Imitation is the best form of flattery for adults, but for newborns, it’s a milestone. New babies are astute people-watchers who learn how to do things by observing the actions and body language of others. This is how they’re capable of knowing what to do without being given directions. However, is this imitation an innate ability or learned skill?

A recent study published in the journal Current Biology suggests imitation isn't an innate behavior, but one that is learned.

"Infants aren't born with the ability to copy what other people do, but they acquire that skill during the first months of life," said Professor Virginia Slaughter, study author and head of the School of Psychology at the University of Queensland in Australia, in a statement.

Slaughter and her international team of researchers observed more than 100 babies who were shown 11 gestures for 60 seconds each at 1, 3, 6, and 9 weeks of age. This helped researchers determine when exactly the infants began to imitate and which factors contributed to this emerging skill. The babies were shown four facial gestures (tongue protrusion, mouth opening, happy face, and sad face); two non-social objects simulating facial gestures (a spoon protruding through a tube and a box opening); two hand gestures (index finger protrusion and grasping); and three vocal gestures (‘‘mmm,’’ ‘‘eee,’’ and ‘‘click’’ sounds). The researchers recorded the number of times the infants made each gesture, then compared how often the infants' responses matched the models’ gestures.

The findings revealed the infants were just as likely to produce a different gesture as they were to produce a matching one. Slaughter admitted this result was not what they'd anticipated. They initially set out to examine whether differences in imitation among young infants would predict later imitation and other aspects of social development.

This contradicts the belief that babies have a born capacity to imitate expressions and sounds. Previous studies that prove newborns can imitate are extremely limited. Typically, researchers presented infants with two different behaviors, including tongue protruding or mouth opening. Both of these behaviors are commonly seen in newborns outside of imitation experiments.

"If infants also increase their tongue protrusions when an adult models a happy face or finger pointing, then it's not a case of imitation, but probably excitement at seeing an adult do something interesting," said Slaughter.

Dr. Seikhoo Bishnoi, a psychiatrist in India, believes babies are not born with the ability to imitate. "Imitation is learned behavior because in absence of stimulus imitation is not seen," he told Medical Daily.

Existing data suggests newborns do not imitate others until their second year of life and their ability to imitate different expressions and sounds is gradual throughout the toddler years. When they do possess the ability to imitate the actions of others, this serves as social learning. Their ability to imitate can tell us what the child knows and what he or she has not yet learned.

Bishnoi suggests increasing imitation means the child is learning continuously. This helps a child develop good cognitive skills, and possibly have a higher IQ and EQ (emotional intelligence) as compared to others.

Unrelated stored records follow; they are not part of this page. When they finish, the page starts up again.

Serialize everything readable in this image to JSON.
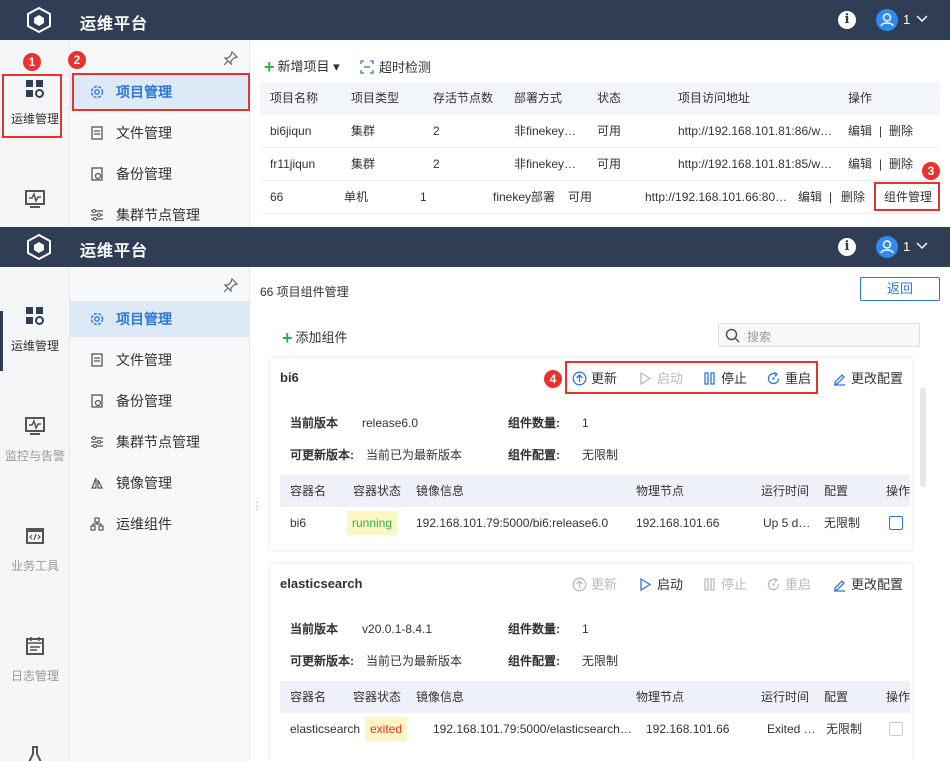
{
  "app": {
    "title": "运维平台",
    "user": "1"
  },
  "iconbar": {
    "ops": "运维管理",
    "monitor": "监控与告警",
    "biz": "业务工具",
    "log": "日志管理"
  },
  "subnav": {
    "items": [
      "项目管理",
      "文件管理",
      "备份管理",
      "集群节点管理",
      "镜像管理",
      "运维组件"
    ]
  },
  "badges": [
    "1",
    "2",
    "3",
    "4"
  ],
  "panel1": {
    "toolbar": {
      "new_project": "新增项目",
      "timeout_check": "超时检测"
    },
    "headers": [
      "项目名称",
      "项目类型",
      "存活节点数",
      "部署方式",
      "状态",
      "项目访问地址",
      "操作"
    ],
    "rows": [
      {
        "name": "bi6jiqun",
        "type": "集群",
        "nodes": "2",
        "deploy": "非finekey…",
        "status": "可用",
        "url": "http://192.168.101.81:86/w…",
        "edit": "编辑",
        "sep": "|",
        "delete": "删除"
      },
      {
        "name": "fr11jiqun",
        "type": "集群",
        "nodes": "2",
        "deploy": "非finekey…",
        "status": "可用",
        "url": "http://192.168.101.81:85/w…",
        "edit": "编辑",
        "sep": "|",
        "delete": "删除"
      },
      {
        "name": "66",
        "type": "单机",
        "nodes": "1",
        "deploy": "finekey部署",
        "status": "可用",
        "url": "http://192.168.101.66:80…",
        "edit": "编辑",
        "sep": "|",
        "delete": "删除",
        "comp": "组件管理"
      }
    ]
  },
  "panel2": {
    "breadcrumb": "66 项目组件管理",
    "back": "返回",
    "add_component": "添加组件",
    "search_placeholder": "搜索",
    "actions": {
      "update": "更新",
      "start": "启动",
      "stop": "停止",
      "restart": "重启",
      "config": "更改配置"
    },
    "labels": {
      "cur_ver": "当前版本",
      "upd_ver": "可更新版本:",
      "comp_count": "组件数量:",
      "comp_cfg": "组件配置:"
    },
    "col_headers": [
      "容器名",
      "容器状态",
      "镜像信息",
      "物理节点",
      "运行时间",
      "配置",
      "操作"
    ],
    "cards": [
      {
        "name": "bi6",
        "cur_ver": "release6.0",
        "upd_ver": "当前已为最新版本",
        "comp_count": "1",
        "comp_cfg": "无限制",
        "row": {
          "container": "bi6",
          "state": "running",
          "image": "192.168.101.79:5000/bi6:release6.0",
          "node": "192.168.101.66",
          "uptime": "Up 5 d…",
          "cfg": "无限制"
        }
      },
      {
        "name": "elasticsearch",
        "cur_ver": "v20.0.1-8.4.1",
        "upd_ver": "当前已为最新版本",
        "comp_count": "1",
        "comp_cfg": "无限制",
        "row": {
          "container": "elasticsearch",
          "state": "exited",
          "image": "192.168.101.79:5000/elasticsearch:…",
          "node": "192.168.101.66",
          "uptime": "Exited …",
          "cfg": "无限制"
        }
      }
    ]
  },
  "colors": {
    "header": "#2f3d55",
    "accent": "#2f78d1",
    "ok": "#2fb150",
    "alert": "#e8322e"
  }
}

The researchers are now analyzing additional data from the study to extend their research into the second year of life. They want to discover when infants really do begin to imitate and what factors may contribute to this newfound skill.

So, for those of us who’ve tirelessly tried to have newborns imitate us, it’s not us, it’s them — they will get it someday, just not yet.

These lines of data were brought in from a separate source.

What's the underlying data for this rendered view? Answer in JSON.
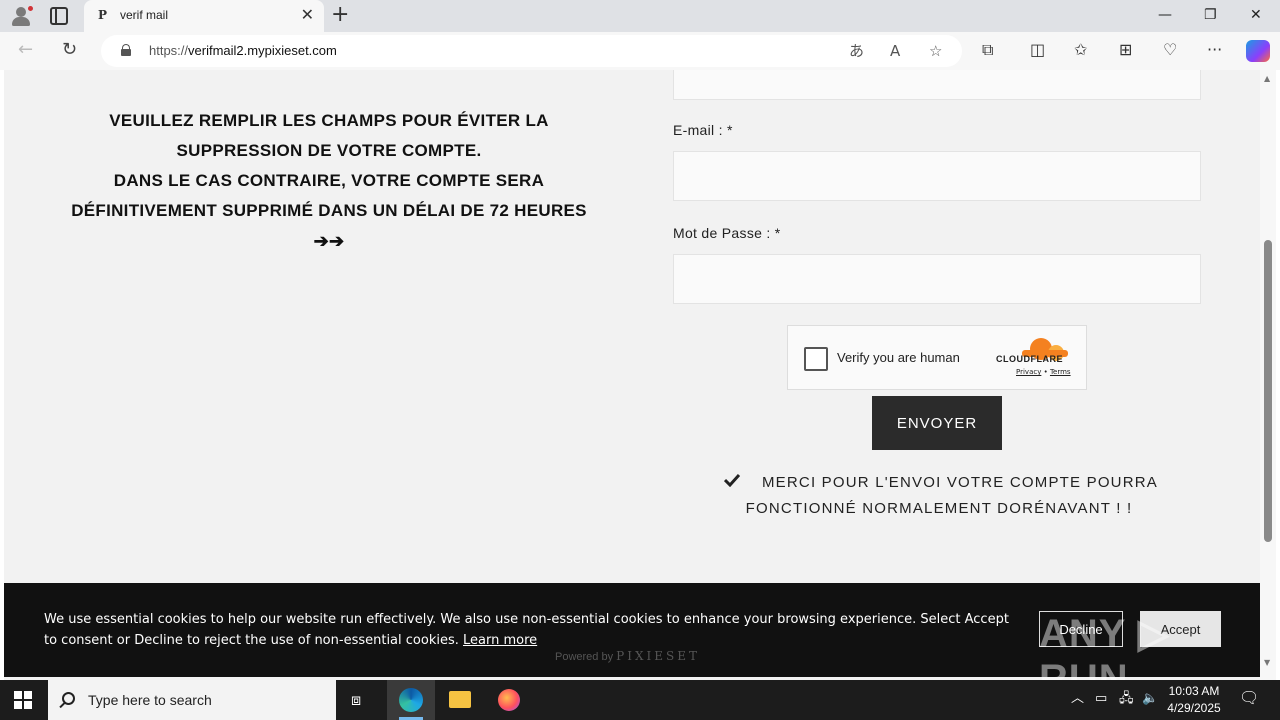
{
  "browser": {
    "tab_title": "verif mail",
    "tab_favicon": "P",
    "url_prefix": "https://",
    "url_host": "verifmail2.mypixieset.com",
    "icons": [
      "profile-icon",
      "tabs-icon",
      "close-tab-icon",
      "new-tab-icon",
      "back-icon",
      "refresh-icon",
      "lock-icon",
      "translate-icon",
      "read-aloud-icon",
      "favorite-icon",
      "extensions-icon",
      "split-screen-icon",
      "favorites-icon",
      "collections-icon",
      "browser-essentials-icon",
      "more-icon",
      "copilot-icon"
    ]
  },
  "page": {
    "warning_line1": "VEUILLEZ REMPLIR LES CHAMPS POUR ÉVITER LA",
    "warning_line2": "SUPPRESSION DE VOTRE COMPTE.",
    "warning_line3": "DANS LE CAS CONTRAIRE, VOTRE COMPTE SERA",
    "warning_line4": "DÉFINITIVEMENT SUPPRIMÉ DANS UN DÉLAI DE 72 HEURES",
    "warning_arrows": "➔➔",
    "email_label": "E-mail : *",
    "email_value": "",
    "password_label": "Mot de Passe : *",
    "password_value": "",
    "captcha_text": "Verify you are human",
    "captcha_brand": "CLOUDFLARE",
    "captcha_privacy": "Privacy",
    "captcha_sep": " • ",
    "captcha_terms": "Terms",
    "send_label": "ENVOYER",
    "success_line1": "MERCI POUR L'ENVOI VOTRE COMPTE POURRA",
    "success_line2": "FONCTIONNÉ NORMALEMENT DORÉNAVANT ! !"
  },
  "cookie": {
    "text": "We use essential cookies to help our website run effectively. We also use non-essential cookies to enhance your browsing experience. Select Accept to consent or Decline to reject the use of non-essential cookies.",
    "learn_more": "Learn more",
    "decline": "Decline",
    "accept": "Accept",
    "powered_by": "Powered by",
    "powered_brand": "PIXIESET",
    "watermark": "ANY ▷ RUN"
  },
  "taskbar": {
    "search_placeholder": "Type here to search",
    "time": "10:03 AM",
    "date": "4/29/2025"
  },
  "colors": {
    "button_dark": "#2b2b2b",
    "page_bg": "#f2f2f2",
    "cloudflare_orange": "#f48120"
  }
}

Source: Oostenbroek J, Suddendorf T, Nielsen M et al. Comprehensive Longitudinal Study Challenges the Existence of Neonatal Imitation in Humans. Current Biology. 2016.